Orient has just announced a new collection of Orient Star watches, dubbed the "M Collection". The announcement claims these "M" models represent an even higher quality than most Orient Stars – this of course has yet to be seen in person, but the pictures no doubt tell a compelling story.


M45 F7 Mechanical Moon Phase

At the top of the line sits a new version of Orient's moon-phase watch, reference RK-AY0120A. It is a full (no "open heart") mother-of-pearl dial, similar to last year's MOP moon-phase model. The new dial is a very warm mix of golden-brown shades, matched to a complementary bronze-plated bezel and brown crocodile leather strap (a steel bracelet is also included). A very elegant combination indeed.

That said, there does not seem to be any real difference between the "M" version and previous moon phase references from the Classic collection, and the slightly higher price here probably just reflects the bezel plating.

You get the same F7M65 movement, a quality automatic 50-hour caliber with +15/-5 seconds per day accuracy, the same dimensions of 41mm width and 49mm length, Orient Star's SAR-coated sapphire crystal, etc. This model is limited to 350 pieces.
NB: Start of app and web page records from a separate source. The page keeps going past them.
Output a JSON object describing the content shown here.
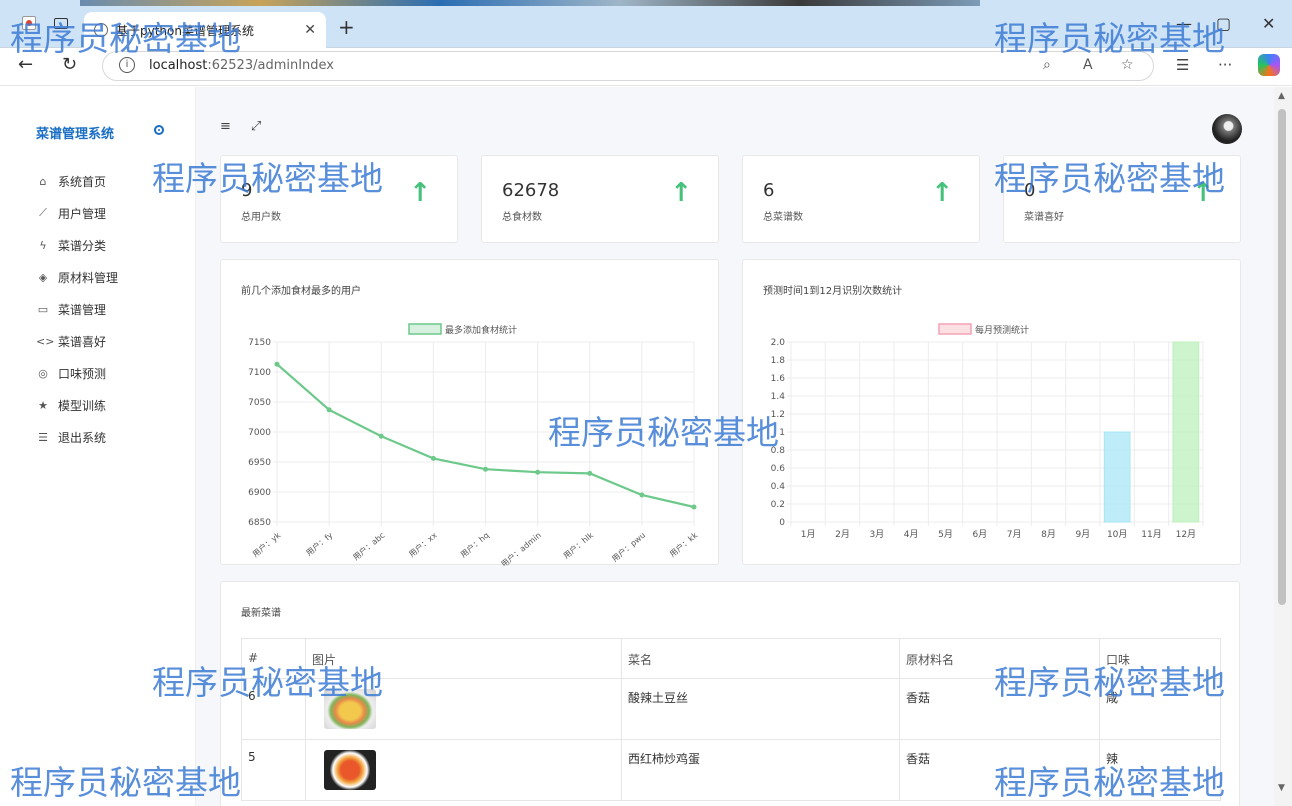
{
  "browser": {
    "tab_title": "基于python菜谱管理系统",
    "url_host": "localhost",
    "url_rest": ":62523/adminIndex"
  },
  "sidebar": {
    "brand": "菜谱管理系统",
    "items": [
      {
        "label": "系统首页",
        "icon": "home-icon"
      },
      {
        "label": "用户管理",
        "icon": "trend-icon"
      },
      {
        "label": "菜谱分类",
        "icon": "bolt-icon"
      },
      {
        "label": "原材料管理",
        "icon": "layers-icon"
      },
      {
        "label": "菜谱管理",
        "icon": "tablet-icon"
      },
      {
        "label": "菜谱喜好",
        "icon": "code-icon"
      },
      {
        "label": "口味预测",
        "icon": "target-icon"
      },
      {
        "label": "模型训练",
        "icon": "star-icon"
      },
      {
        "label": "退出系统",
        "icon": "list-icon"
      }
    ]
  },
  "stats": [
    {
      "value": "9",
      "label": "总用户数"
    },
    {
      "value": "62678",
      "label": "总食材数"
    },
    {
      "value": "6",
      "label": "总菜谱数"
    },
    {
      "value": "0",
      "label": "菜谱喜好"
    }
  ],
  "chart_left_title": "前几个添加食材最多的用户",
  "chart_right_title": "预测时间1到12月识别次数统计",
  "chart_data": [
    {
      "type": "line",
      "legend": "最多添加食材统计",
      "categories": [
        "用户：yk",
        "用户：fy",
        "用户：abc",
        "用户：xx",
        "用户：hq",
        "用户：admin",
        "用户：hlk",
        "用户：pwu",
        "用户：kk"
      ],
      "values": [
        7113,
        7037,
        6993,
        6956,
        6938,
        6933,
        6931,
        6895,
        6875
      ],
      "ylim": [
        6850,
        7150
      ],
      "yticks": [
        6850,
        6900,
        6950,
        7000,
        7050,
        7100,
        7150
      ],
      "color": "#6cc98a"
    },
    {
      "type": "bar",
      "legend": "每月预测统计",
      "categories": [
        "1月",
        "2月",
        "3月",
        "4月",
        "5月",
        "6月",
        "7月",
        "8月",
        "9月",
        "10月",
        "11月",
        "12月"
      ],
      "values": [
        0,
        0,
        0,
        0,
        0,
        0,
        0,
        0,
        0,
        1,
        0,
        2
      ],
      "ylim": [
        0,
        2
      ],
      "yticks": [
        "0",
        "0.2",
        "0.4",
        "0.6",
        "0.8",
        "1",
        "1.2",
        "1.4",
        "1.6",
        "1.8",
        "2.0"
      ],
      "colors": [
        "#f4a3b4",
        "#f8c28a",
        "#f6dd8a",
        "#9fdcdc",
        "#9cc9f2",
        "#c8b1f0",
        "#d9d9d9",
        "#f4a3b4",
        "#f8c28a",
        "#a8e6f5",
        "#e7b8f0",
        "#bdf0bd"
      ]
    }
  ],
  "recent": {
    "title": "最新菜谱",
    "headers": [
      "#",
      "图片",
      "菜名",
      "原材料名",
      "口味"
    ],
    "rows": [
      {
        "id": "6",
        "name": "酸辣土豆丝",
        "material": "香菇",
        "taste": "咸"
      },
      {
        "id": "5",
        "name": "西红柿炒鸡蛋",
        "material": "香菇",
        "taste": "辣"
      }
    ]
  },
  "watermark": "程序员秘密基地"
}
M42 Diver 1964 Titanium

Or, "M42 Diver 1964 2nd Edition F6 Date 200m Titanium" to be precise, as Orient is joining the Swiss trend of super-long names for watches, reference RK-AU0701B.

The new model is based on the "Diver 1964 2nd edition" released in 2022, with the main difference being that it's made of titanium – making it much lighter than the steel versions, at 113g vs. 175g. Many might also prefer the somewhat warmer and less bright shade of the Titanium finish, which makes it look less dressy and more "tool watch".

Again, all other technical and visual elements are the same – including case dimensions (41mm wide, 49.6mm long), movement (F6N47 with +25/-15 seconds per day accuracy), and dial design (only differing in the addition of "titanium" to the dial text).

The bracelet, too, is Titanium of course, inclusive of a diver's extension, but unlike the previous releases, no rubber band is included. The price is about 15% higher than the steel models, which is a reasonable premium for titanium.


M34 F7 Semi-skeleton

This is a new Orient Star semi-skeleton design, not radically different from previous semi-skeletons, yet it is modernized with a new movement, caliber F7F44, featuring +15/-5 seconds per day accuracy.

The first thing to notice about the new M34 watches is the mother-of-pearl dial. At closer look you can also appreciate tasteful little elements, like the tracks of the seconds sub-dial and the power reserve indicator.

The M34 line includes four references –

·         RK-BY0001A with a blue-green gradient dial, comes with a steel bracelet, and costs around 950 USD.

·         RK-BY0002A with a golden-brown dial, comes with a steel bracelet, and costs around 950 USD – now available only on Orient Star's online store.         

·         RK-BY0003A with a blue-green dial, comes with a steel bracelet and leather strap, and costs a little over 1,000 USD – now available only on Orient Star's Prestige shops.

·         RK-BY0006A with a charcoal-grey dial, limited to 300 units, comes with a steel bracelet and leather strap, and costs a little over 1,000 USD.

All references feature a 40mm wide case, 47.3 long lug-to-lug, 13mm thick and having a 20mm lug width. The front and back crystals are sapphire, and water resistance is 100m.